Genesis 9:18 f. Here the population of the whole world is derived from Noah through three sons whose names are given as Shem, Ham, and Japheth, the order being that of age.

Genesis 9:20-27 . While the discovery of wine is regarded as a blessing, since it refreshes and comforts man after his toil ( Genesis 5:29 *), the narrator also saw its moral dangers. The description of Noah’ s posture and Canaan’ s shameless and unfilial act expresses the recoil of the hardy Hebrews from the filthy indecencies of the enervated Canaanites, to which the conduct of the two elder brothers is an emphatic rebuke. On learning of his son’ s deed, the father utters a curse upon him, followed by blessings on the culprit’ s brothers. In antiquity a curse was much more solemn than it is to-day. When the modern man curses, it is to give vent to his feelings, the only effect is the reflex one on himself. For the ancients (and among peoples of lower culture to-day) a curse was potent to achieve its own fulfilment. Once uttered, it could not be withdrawn. Aylwin supplies an excellent example in modern literature. So, too, with a blessing; it also had an inherent power of self-fulfilment, and could not be taken back ( cf. Genesis 27:33). The curse dooms Canaan to be the slave of his brothers, i.e. the Canaanites are put in subjection to Shem and Japheth. It was infamous exegesis to find in this passage a justification for the enslavement of negroes. In MT of Genesis 9:26 not Shem, but Yahweh his God, is blessed.
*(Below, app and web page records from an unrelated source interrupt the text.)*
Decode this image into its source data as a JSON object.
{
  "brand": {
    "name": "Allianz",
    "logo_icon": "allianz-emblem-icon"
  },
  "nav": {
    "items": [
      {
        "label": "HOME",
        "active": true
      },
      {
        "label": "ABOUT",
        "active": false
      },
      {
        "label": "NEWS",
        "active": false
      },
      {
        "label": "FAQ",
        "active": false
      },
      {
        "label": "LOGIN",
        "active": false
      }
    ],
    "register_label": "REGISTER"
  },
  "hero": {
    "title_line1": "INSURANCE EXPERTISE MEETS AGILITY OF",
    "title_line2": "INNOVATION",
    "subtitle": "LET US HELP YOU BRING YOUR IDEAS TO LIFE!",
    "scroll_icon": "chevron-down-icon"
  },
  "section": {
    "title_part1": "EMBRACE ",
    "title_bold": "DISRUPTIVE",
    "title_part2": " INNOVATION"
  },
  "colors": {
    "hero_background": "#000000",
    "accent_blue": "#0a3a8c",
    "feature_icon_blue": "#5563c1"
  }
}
Probably we should read “ Bless, Yahweh, the tents of Shem” ( bâ rç k for bâ rû k and ’ ohŏ? le for ĕ? lô hç) . This is confirmed by the reference to “ the tents of Shem” in Genesis 9:27. God (not Yahweh here) is entreated to expand ( Yapht— notice the play on the name) Japheth, and grant him to dwell in the tents of Shem, i.e. in friendly intercourse (not conquest).

Genesis 9:20 . Translate: “ And Noah the husbandman began and planted.”

Bibliographical Information
Peake, Arthur. "Commentary on Genesis 9". "Peake's Commentary on the Bible ". https://www.studylight.org/commentaries/eng/pfc/genesis-9.html. 1919.
Ads FreeProfile